* _TASK REQUIREMENTS_: The listing is to be returned word for word, without its images.
─── DATA FOR ANALYSIS
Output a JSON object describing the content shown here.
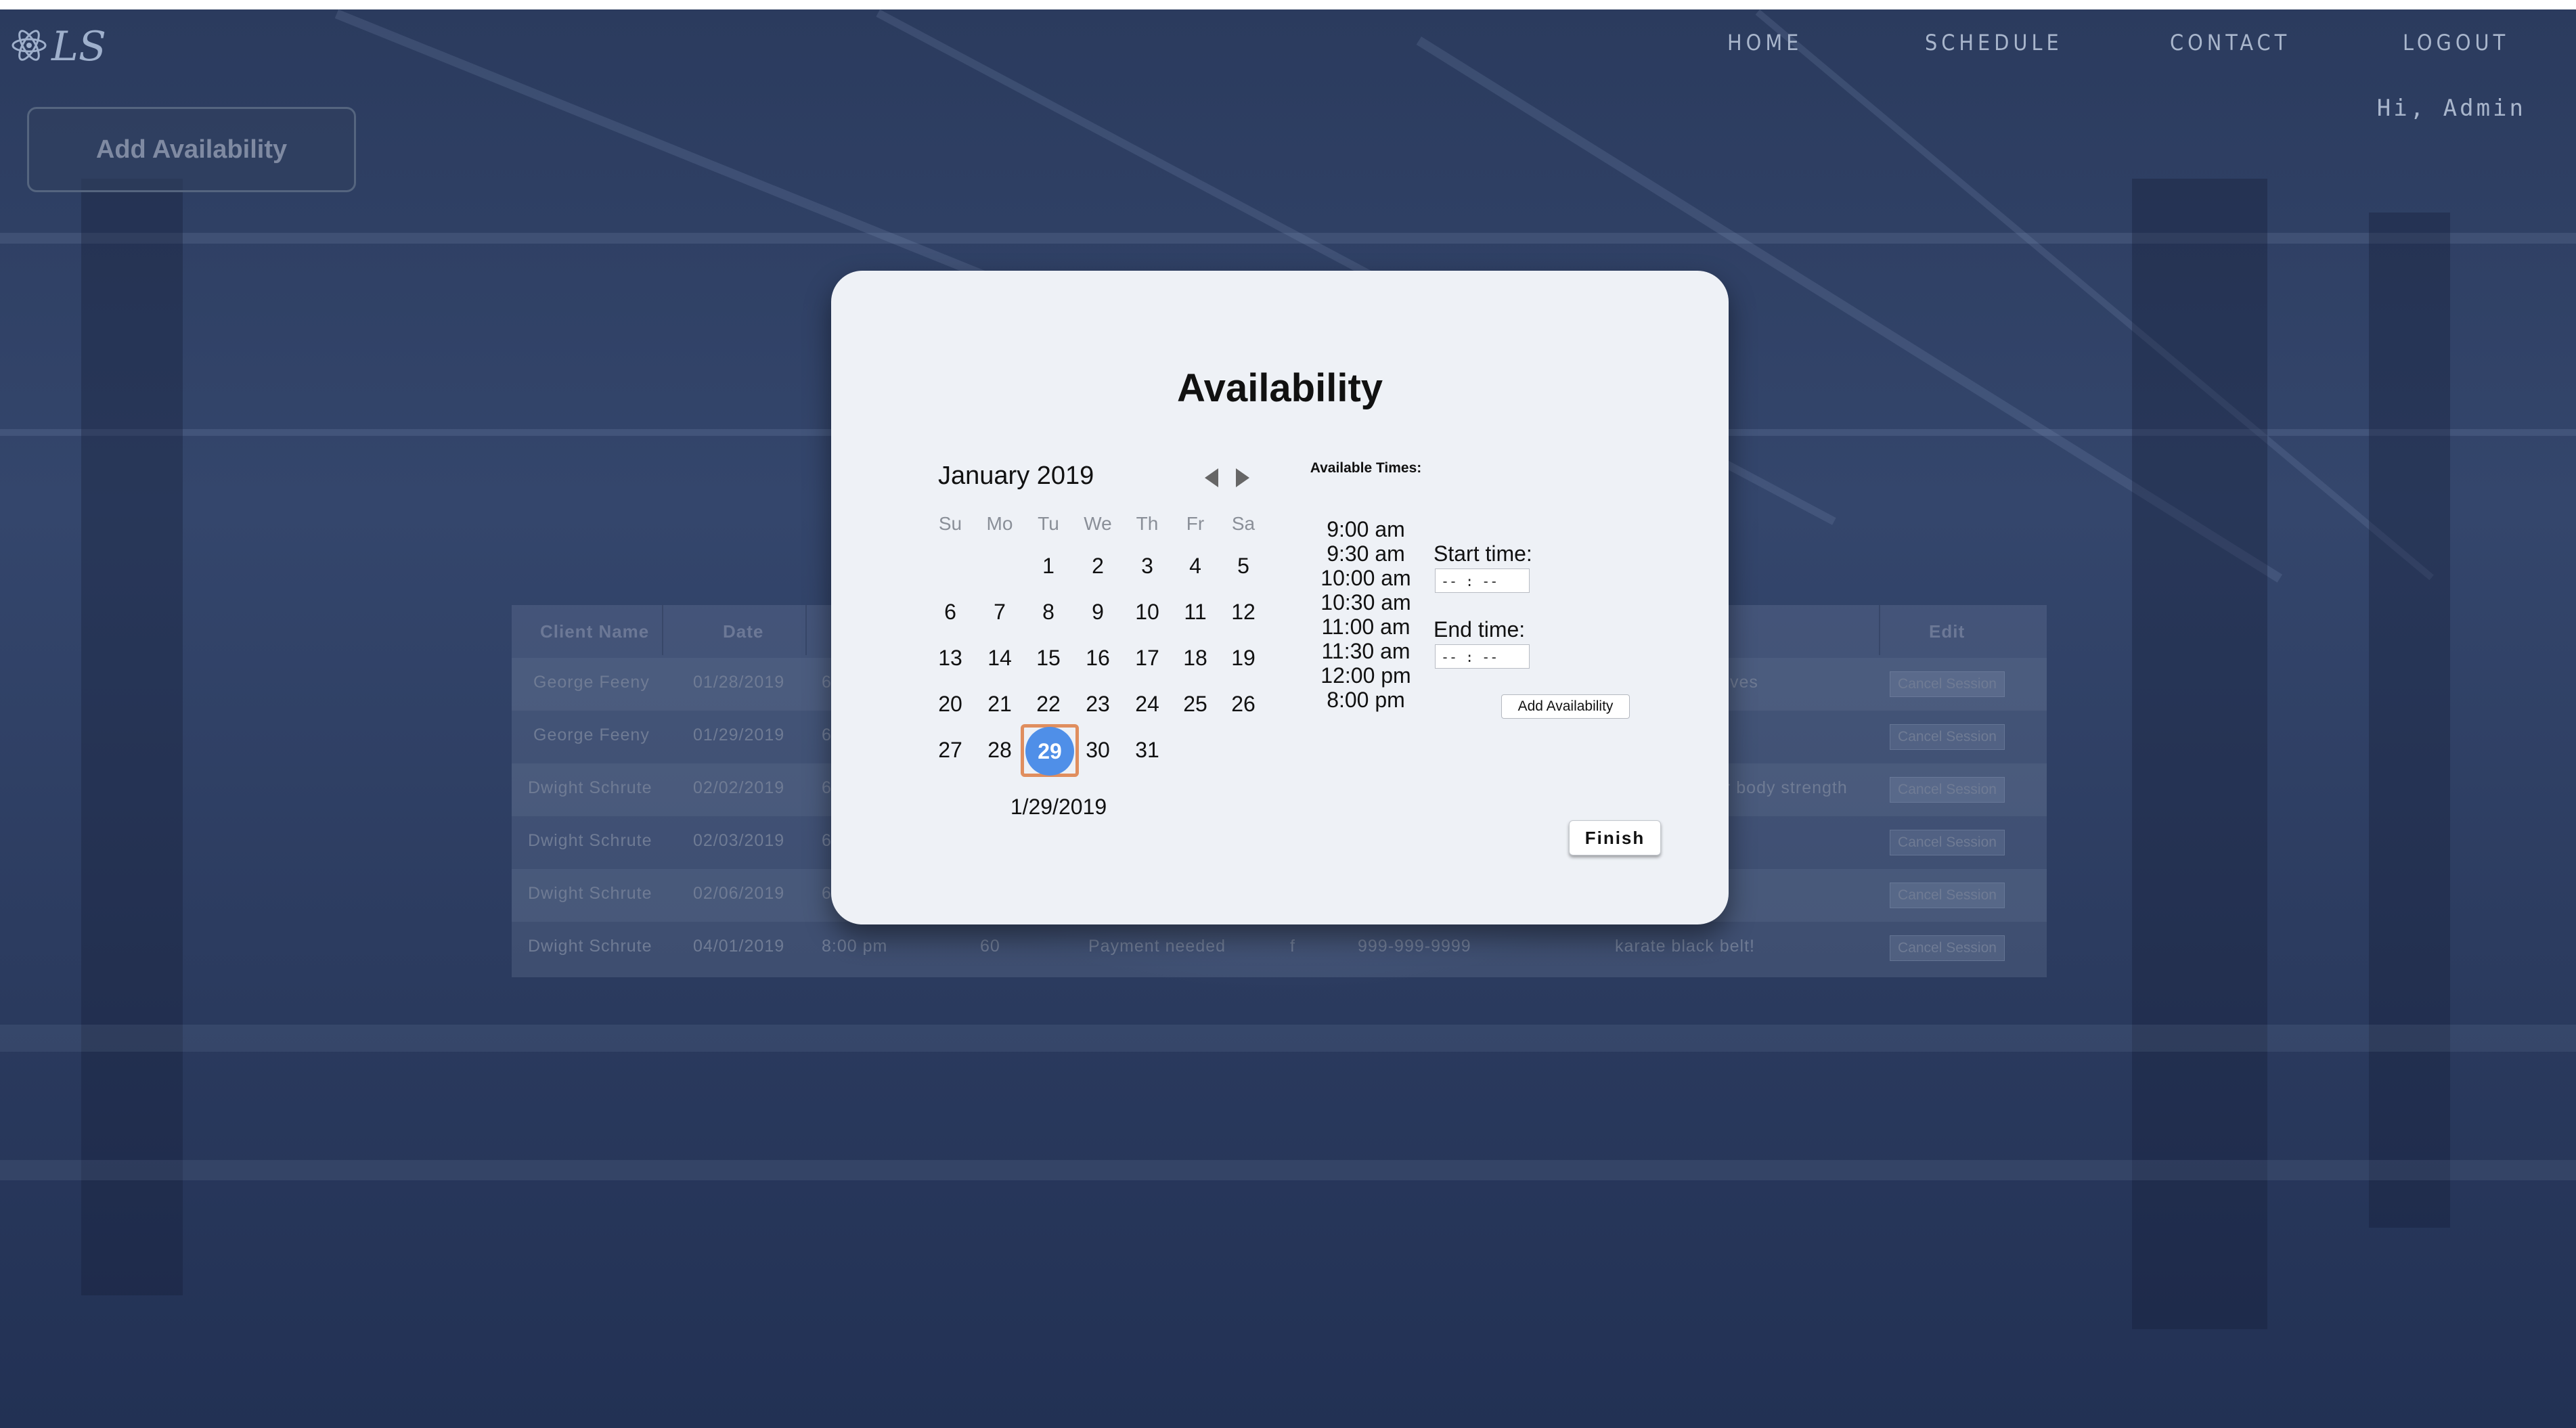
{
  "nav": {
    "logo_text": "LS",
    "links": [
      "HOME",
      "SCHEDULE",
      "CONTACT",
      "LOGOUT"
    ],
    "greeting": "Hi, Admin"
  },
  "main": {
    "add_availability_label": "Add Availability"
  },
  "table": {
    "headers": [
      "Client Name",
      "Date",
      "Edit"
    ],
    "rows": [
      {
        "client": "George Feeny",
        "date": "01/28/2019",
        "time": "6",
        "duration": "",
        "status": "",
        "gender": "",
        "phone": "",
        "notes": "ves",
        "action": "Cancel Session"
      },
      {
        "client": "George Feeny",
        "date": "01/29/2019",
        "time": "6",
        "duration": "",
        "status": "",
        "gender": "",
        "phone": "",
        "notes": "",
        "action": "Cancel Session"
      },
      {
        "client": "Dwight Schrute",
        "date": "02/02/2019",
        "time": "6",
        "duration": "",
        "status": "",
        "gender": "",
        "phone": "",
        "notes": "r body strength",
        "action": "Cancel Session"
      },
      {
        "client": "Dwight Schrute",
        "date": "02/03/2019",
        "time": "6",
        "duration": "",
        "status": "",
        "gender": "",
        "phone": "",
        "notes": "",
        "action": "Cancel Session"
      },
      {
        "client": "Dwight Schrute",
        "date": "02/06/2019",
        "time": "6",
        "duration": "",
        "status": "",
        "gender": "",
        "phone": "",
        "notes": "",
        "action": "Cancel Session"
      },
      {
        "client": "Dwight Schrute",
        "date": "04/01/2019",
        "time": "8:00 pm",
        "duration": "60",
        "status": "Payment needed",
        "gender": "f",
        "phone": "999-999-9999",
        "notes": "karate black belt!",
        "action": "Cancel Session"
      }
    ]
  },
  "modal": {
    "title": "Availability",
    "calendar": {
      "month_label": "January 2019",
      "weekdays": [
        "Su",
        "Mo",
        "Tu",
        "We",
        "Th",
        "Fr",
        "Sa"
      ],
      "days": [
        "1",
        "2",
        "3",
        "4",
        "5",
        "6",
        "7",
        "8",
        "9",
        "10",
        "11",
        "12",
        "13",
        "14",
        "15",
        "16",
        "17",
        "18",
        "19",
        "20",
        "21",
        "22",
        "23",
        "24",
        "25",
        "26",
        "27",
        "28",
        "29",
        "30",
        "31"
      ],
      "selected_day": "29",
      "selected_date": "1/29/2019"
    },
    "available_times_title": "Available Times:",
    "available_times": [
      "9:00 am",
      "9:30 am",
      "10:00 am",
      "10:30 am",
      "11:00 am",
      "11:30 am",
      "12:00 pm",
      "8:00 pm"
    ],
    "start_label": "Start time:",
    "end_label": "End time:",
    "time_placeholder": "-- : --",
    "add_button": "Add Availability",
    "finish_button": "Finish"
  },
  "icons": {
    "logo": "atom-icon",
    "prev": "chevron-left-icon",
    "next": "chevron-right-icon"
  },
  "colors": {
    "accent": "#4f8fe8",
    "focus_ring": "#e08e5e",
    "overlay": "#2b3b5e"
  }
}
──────
* _ANSWER SECTION_:
Output a JSON object describing the content shown here.
{
  "nav": {
    "logo_text": "LS",
    "links": [
      "HOME",
      "SCHEDULE",
      "CONTACT",
      "LOGOUT"
    ],
    "greeting": "Hi, Admin"
  },
  "main": {
    "add_availability_label": "Add Availability"
  },
  "table": {
    "headers": [
      "Client Name",
      "Date",
      "Edit"
    ],
    "rows": [
      {
        "client": "George Feeny",
        "date": "01/28/2019",
        "time": "6",
        "duration": "",
        "status": "",
        "gender": "",
        "phone": "",
        "notes": "ves",
        "action": "Cancel Session"
      },
      {
        "client": "George Feeny",
        "date": "01/29/2019",
        "time": "6",
        "duration": "",
        "status": "",
        "gender": "",
        "phone": "",
        "notes": "",
        "action": "Cancel Session"
      },
      {
        "client": "Dwight Schrute",
        "date": "02/02/2019",
        "time": "6",
        "duration": "",
        "status": "",
        "gender": "",
        "phone": "",
        "notes": "r body strength",
        "action": "Cancel Session"
      },
      {
        "client": "Dwight Schrute",
        "date": "02/03/2019",
        "time": "6",
        "duration": "",
        "status": "",
        "gender": "",
        "phone": "",
        "notes": "",
        "action": "Cancel Session"
      },
      {
        "client": "Dwight Schrute",
        "date": "02/06/2019",
        "time": "6",
        "duration": "",
        "status": "",
        "gender": "",
        "phone": "",
        "notes": "",
        "action": "Cancel Session"
      },
      {
        "client": "Dwight Schrute",
        "date": "04/01/2019",
        "time": "8:00 pm",
        "duration": "60",
        "status": "Payment needed",
        "gender": "f",
        "phone": "999-999-9999",
        "notes": "karate black belt!",
        "action": "Cancel Session"
      }
    ]
  },
  "modal": {
    "title": "Availability",
    "calendar": {
      "month_label": "January 2019",
      "weekdays": [
        "Su",
        "Mo",
        "Tu",
        "We",
        "Th",
        "Fr",
        "Sa"
      ],
      "days": [
        "1",
        "2",
        "3",
        "4",
        "5",
        "6",
        "7",
        "8",
        "9",
        "10",
        "11",
        "12",
        "13",
        "14",
        "15",
        "16",
        "17",
        "18",
        "19",
        "20",
        "21",
        "22",
        "23",
        "24",
        "25",
        "26",
        "27",
        "28",
        "29",
        "30",
        "31"
      ],
      "selected_day": "29",
      "selected_date": "1/29/2019"
    },
    "available_times_title": "Available Times:",
    "available_times": [
      "9:00 am",
      "9:30 am",
      "10:00 am",
      "10:30 am",
      "11:00 am",
      "11:30 am",
      "12:00 pm",
      "8:00 pm"
    ],
    "start_label": "Start time:",
    "end_label": "End time:",
    "time_placeholder": "-- : --",
    "add_button": "Add Availability",
    "finish_button": "Finish"
  },
  "icons": {
    "logo": "atom-icon",
    "prev": "chevron-left-icon",
    "next": "chevron-right-icon"
  },
  "colors": {
    "accent": "#4f8fe8",
    "focus_ring": "#e08e5e",
    "overlay": "#2b3b5e"
  }
}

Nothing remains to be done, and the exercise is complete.